When Ford Performance announced that it would make its awesome 7.3L Godzilla V8 a crate engine, just about everybody’s mind went to one place: the Ford Mustang. However, would-be engine swappers were disappointed to find out that the intake manifold of the Godzilla V8 wouldn’t clear the space under the hood of the iconic muscle car. So, FPP worked on a solution that would allow for Godzilla engine swaps in the Ford Mustang without the hood ending up looking like a hunchback. The low-clearance Ford Performance Godzilla V8 intake manifold has finally been turned into a salable product which should already be available for purchase, according to the video below posted by REVan Evan.
Ford Performance 7.3L Godzilla V8 Low Profile Intake: Details
Ford Performance paid close attention to what the fans had in mind for pricing this vital component to the engine, and with an MSRP of $1,125, it’s safe to say it won’t break the bank. Also, swapping out the air intake manifold for the 7.3L Godzilla V8 is quite simple, as the entire system was designed to bolt on in place of the old one.
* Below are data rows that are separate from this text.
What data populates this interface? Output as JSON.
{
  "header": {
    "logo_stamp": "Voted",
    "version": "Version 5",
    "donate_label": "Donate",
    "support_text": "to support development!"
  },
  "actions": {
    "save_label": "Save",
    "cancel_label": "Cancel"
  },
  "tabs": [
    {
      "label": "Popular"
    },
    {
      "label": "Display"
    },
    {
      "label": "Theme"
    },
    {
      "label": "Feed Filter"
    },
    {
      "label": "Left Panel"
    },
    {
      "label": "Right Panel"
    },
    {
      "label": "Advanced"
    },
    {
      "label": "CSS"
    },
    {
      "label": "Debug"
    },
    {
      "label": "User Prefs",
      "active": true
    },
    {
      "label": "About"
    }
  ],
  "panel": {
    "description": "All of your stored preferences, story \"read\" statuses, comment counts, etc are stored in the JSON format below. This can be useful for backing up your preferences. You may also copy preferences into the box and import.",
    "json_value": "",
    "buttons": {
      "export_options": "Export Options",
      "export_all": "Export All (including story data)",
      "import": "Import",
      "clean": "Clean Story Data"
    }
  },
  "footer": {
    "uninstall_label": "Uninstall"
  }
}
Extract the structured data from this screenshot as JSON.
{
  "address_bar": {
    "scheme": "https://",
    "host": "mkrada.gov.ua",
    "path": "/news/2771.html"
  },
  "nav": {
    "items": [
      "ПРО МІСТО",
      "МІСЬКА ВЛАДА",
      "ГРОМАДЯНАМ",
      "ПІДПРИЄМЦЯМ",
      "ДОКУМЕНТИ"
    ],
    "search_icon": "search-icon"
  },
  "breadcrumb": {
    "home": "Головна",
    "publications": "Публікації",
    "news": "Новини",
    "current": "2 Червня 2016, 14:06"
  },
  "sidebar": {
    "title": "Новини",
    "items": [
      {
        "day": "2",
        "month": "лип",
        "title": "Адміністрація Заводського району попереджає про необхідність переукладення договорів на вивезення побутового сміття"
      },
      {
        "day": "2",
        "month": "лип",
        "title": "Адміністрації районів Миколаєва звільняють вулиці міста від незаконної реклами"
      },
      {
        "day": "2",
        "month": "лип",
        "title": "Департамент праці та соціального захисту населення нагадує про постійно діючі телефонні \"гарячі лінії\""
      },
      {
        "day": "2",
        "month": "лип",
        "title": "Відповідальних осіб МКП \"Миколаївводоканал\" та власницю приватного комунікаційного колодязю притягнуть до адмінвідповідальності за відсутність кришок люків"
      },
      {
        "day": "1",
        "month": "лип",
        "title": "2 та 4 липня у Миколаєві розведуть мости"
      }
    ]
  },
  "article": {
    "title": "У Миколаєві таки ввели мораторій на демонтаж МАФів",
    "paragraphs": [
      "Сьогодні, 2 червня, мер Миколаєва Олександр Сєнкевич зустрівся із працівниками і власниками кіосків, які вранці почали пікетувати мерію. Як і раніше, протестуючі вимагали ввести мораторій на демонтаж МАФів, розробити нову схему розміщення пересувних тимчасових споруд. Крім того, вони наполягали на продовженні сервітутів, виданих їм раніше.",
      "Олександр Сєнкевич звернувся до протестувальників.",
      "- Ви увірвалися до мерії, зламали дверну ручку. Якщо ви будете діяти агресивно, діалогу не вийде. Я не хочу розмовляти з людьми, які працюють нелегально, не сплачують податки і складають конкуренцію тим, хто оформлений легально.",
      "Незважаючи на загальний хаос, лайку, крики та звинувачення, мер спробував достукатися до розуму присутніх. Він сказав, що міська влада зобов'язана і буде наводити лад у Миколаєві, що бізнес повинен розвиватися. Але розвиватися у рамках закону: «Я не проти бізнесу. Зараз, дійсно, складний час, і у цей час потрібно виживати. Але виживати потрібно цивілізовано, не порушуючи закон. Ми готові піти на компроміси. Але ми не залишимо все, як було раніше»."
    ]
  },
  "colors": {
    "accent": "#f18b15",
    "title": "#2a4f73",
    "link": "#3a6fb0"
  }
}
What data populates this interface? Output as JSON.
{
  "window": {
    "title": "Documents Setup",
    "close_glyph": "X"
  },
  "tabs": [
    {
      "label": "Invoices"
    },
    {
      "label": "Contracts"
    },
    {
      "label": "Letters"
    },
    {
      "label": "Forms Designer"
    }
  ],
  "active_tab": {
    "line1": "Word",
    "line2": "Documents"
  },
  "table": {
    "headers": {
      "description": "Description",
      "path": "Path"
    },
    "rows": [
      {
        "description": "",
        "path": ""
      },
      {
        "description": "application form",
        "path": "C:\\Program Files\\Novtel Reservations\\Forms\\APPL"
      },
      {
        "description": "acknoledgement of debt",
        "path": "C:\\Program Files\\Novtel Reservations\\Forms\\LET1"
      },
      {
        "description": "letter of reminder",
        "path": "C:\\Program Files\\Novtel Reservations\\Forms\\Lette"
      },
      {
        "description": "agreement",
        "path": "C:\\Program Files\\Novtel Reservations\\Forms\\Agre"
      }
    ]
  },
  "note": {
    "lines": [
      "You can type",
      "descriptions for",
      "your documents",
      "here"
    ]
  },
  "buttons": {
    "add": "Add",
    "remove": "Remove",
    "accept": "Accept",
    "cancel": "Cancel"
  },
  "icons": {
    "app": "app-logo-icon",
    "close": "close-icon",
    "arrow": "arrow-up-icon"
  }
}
But, while it’s more practical for fitting into project vehicles, it also improves the performance of the crate engine.
The Ford Performance Godzilla V8 Low Clearance Air Intake features slightly shorter runners, which promote a higher power band over stock thanks to them being wider than what comes with the truck manifold. Based on the results from testing with the prototype, the Intake manifold adds around 15 lb-ft of torque and about ten horsepower over the stock intake. The video also revealed that it could handle other modifications, such as turbochargers or nitrous, without any issues, at least based on the parameters Ford Performance tested it with.
All of this means that installing the Godzilla crate engine into something like the Mustang shouldn’t be as tricky as before. Still, while convenience is vital, adding power is also significantly beneficial. We suspect this product will sell quite well and boost the popularity of the 7.3L V8 engine for project builds in the future. Hopefully, we’ll see some creations at the SEMA Show in Las Vegas later this year.